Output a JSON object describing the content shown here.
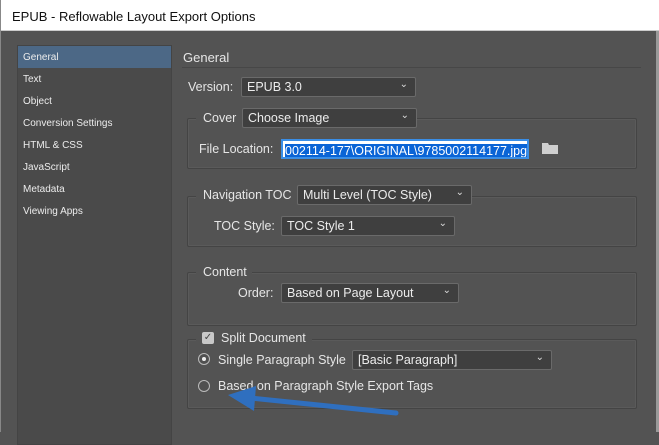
{
  "window": {
    "title": "EPUB - Reflowable Layout Export Options"
  },
  "sidebar": {
    "items": [
      {
        "label": "General",
        "selected": true
      },
      {
        "label": "Text"
      },
      {
        "label": "Object"
      },
      {
        "label": "Conversion Settings"
      },
      {
        "label": "HTML & CSS"
      },
      {
        "label": "JavaScript"
      },
      {
        "label": "Metadata"
      },
      {
        "label": "Viewing Apps"
      }
    ]
  },
  "main": {
    "title": "General",
    "version": {
      "label": "Version:",
      "value": "EPUB 3.0"
    },
    "cover": {
      "label": "Cover",
      "value": "Choose Image",
      "file_label": "File Location:",
      "file_value": "002114-177\\ORIGINAL\\9785002114177.jpg"
    },
    "nav": {
      "label": "Navigation TOC",
      "value": "Multi Level (TOC Style)",
      "toc_label": "TOC Style:",
      "toc_value": "TOC Style 1"
    },
    "content": {
      "label": "Content",
      "order_label": "Order:",
      "order_value": "Based on Page Layout"
    },
    "split": {
      "label": "Split Document",
      "checked": true,
      "single_label": "Single Paragraph Style",
      "single_value": "[Basic Paragraph]",
      "tags_label": "Based on Paragraph Style Export Tags"
    }
  },
  "annotation": {
    "arrow_color": "#2f6fbf"
  }
}
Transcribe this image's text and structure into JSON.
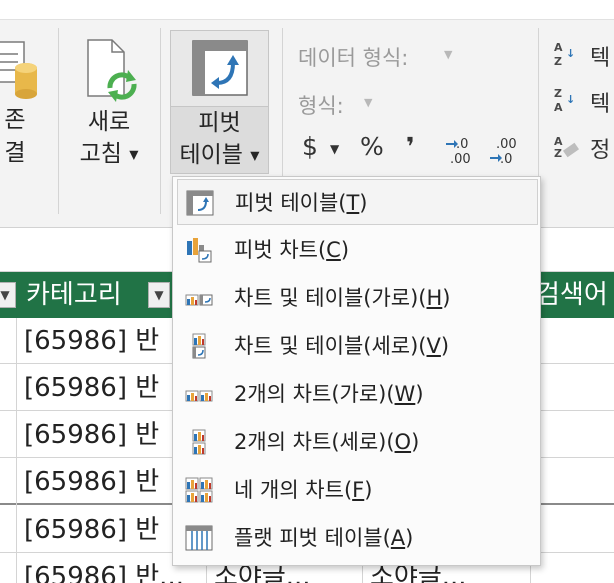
{
  "ribbon": {
    "connect_line1": "존",
    "connect_line2": "결",
    "refresh_line1": "새로",
    "refresh_line2": "고침",
    "pivot_line1": "피벗",
    "pivot_line2": "테이블",
    "data_type_label": "데이터 형식:",
    "format_label": "형식:",
    "currency": "$",
    "percent": "%",
    "comma": "❜",
    "sort_text1": "텍",
    "sort_text2": "텍",
    "sort_text3": "정"
  },
  "sheet": {
    "header_category": "카테고리",
    "header_keyword": "검색어",
    "rows": [
      {
        "cat": "[65986] 반"
      },
      {
        "cat": "[65986] 반"
      },
      {
        "cat": "[65986] 반"
      },
      {
        "cat": "[65986] 반"
      },
      {
        "cat": "[65986] 반"
      },
      {
        "cat": "[65986] 반...",
        "c2": "소야글...",
        "c3": "소야글..."
      }
    ]
  },
  "menu": {
    "items": [
      {
        "text": "피벗 테이블(",
        "key": "T",
        "icon": "pivot-table-icon"
      },
      {
        "text": "피벗 차트(",
        "key": "C",
        "icon": "pivot-chart-icon"
      },
      {
        "text": "차트 및 테이블(가로)(",
        "key": "H",
        "icon": "chart-and-table-horizontal-icon"
      },
      {
        "text": "차트 및 테이블(세로)(",
        "key": "V",
        "icon": "chart-and-table-vertical-icon"
      },
      {
        "text": "2개의 차트(가로)(",
        "key": "W",
        "icon": "two-charts-horizontal-icon"
      },
      {
        "text": "2개의 차트(세로)(",
        "key": "O",
        "icon": "two-charts-vertical-icon"
      },
      {
        "text": "네 개의 차트(",
        "key": "F",
        "icon": "four-charts-icon"
      },
      {
        "text": "플랫 피벗 테이블(",
        "key": "A",
        "icon": "flat-pivot-table-icon"
      }
    ],
    "close_paren": ")"
  },
  "colors": {
    "header_green": "#217346",
    "accent_blue": "#2e75b6",
    "refresh_green": "#4caf50"
  }
}
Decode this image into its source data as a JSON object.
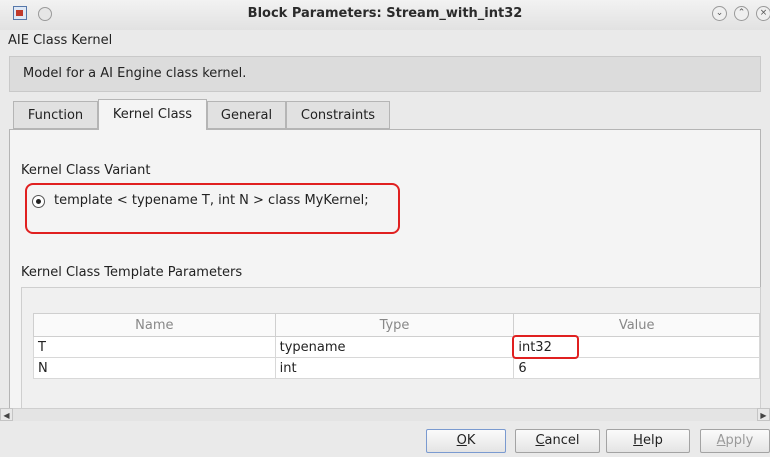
{
  "window": {
    "title": "Block Parameters: Stream_with_int32",
    "block_type": "AIE Class Kernel",
    "description": "Model for a AI Engine class kernel."
  },
  "tabs": [
    {
      "label": "Function",
      "active": false
    },
    {
      "label": "Kernel Class",
      "active": true
    },
    {
      "label": "General",
      "active": false
    },
    {
      "label": "Constraints",
      "active": false
    }
  ],
  "variant": {
    "section_label": "Kernel Class Variant",
    "option_label": "template < typename T, int N > class MyKernel;"
  },
  "params": {
    "section_label": "Kernel Class Template Parameters",
    "columns": [
      "Name",
      "Type",
      "Value"
    ],
    "rows": [
      {
        "name": "T",
        "type": "typename",
        "value": "int32"
      },
      {
        "name": "N",
        "type": "int",
        "value": "6"
      }
    ]
  },
  "buttons": {
    "ok": {
      "prefix": "",
      "key": "O",
      "rest": "K"
    },
    "cancel": {
      "prefix": "",
      "key": "C",
      "rest": "ancel"
    },
    "help": {
      "prefix": "",
      "key": "H",
      "rest": "elp"
    },
    "apply": {
      "prefix": "",
      "key": "A",
      "rest": "pply"
    }
  },
  "colors": {
    "highlight": "#e02020",
    "selected_tab": "#f4f4f4"
  }
}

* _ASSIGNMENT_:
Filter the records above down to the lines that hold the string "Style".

* _ANSWER SECTION_:
      "value": "Multi Level (TOC Style)",
      "toc_label": "TOC Style:",
      "toc_value": "TOC Style 1"
      "single_label": "Single Paragraph Style",
      "tags_label": "Based on Paragraph Style Export Tags"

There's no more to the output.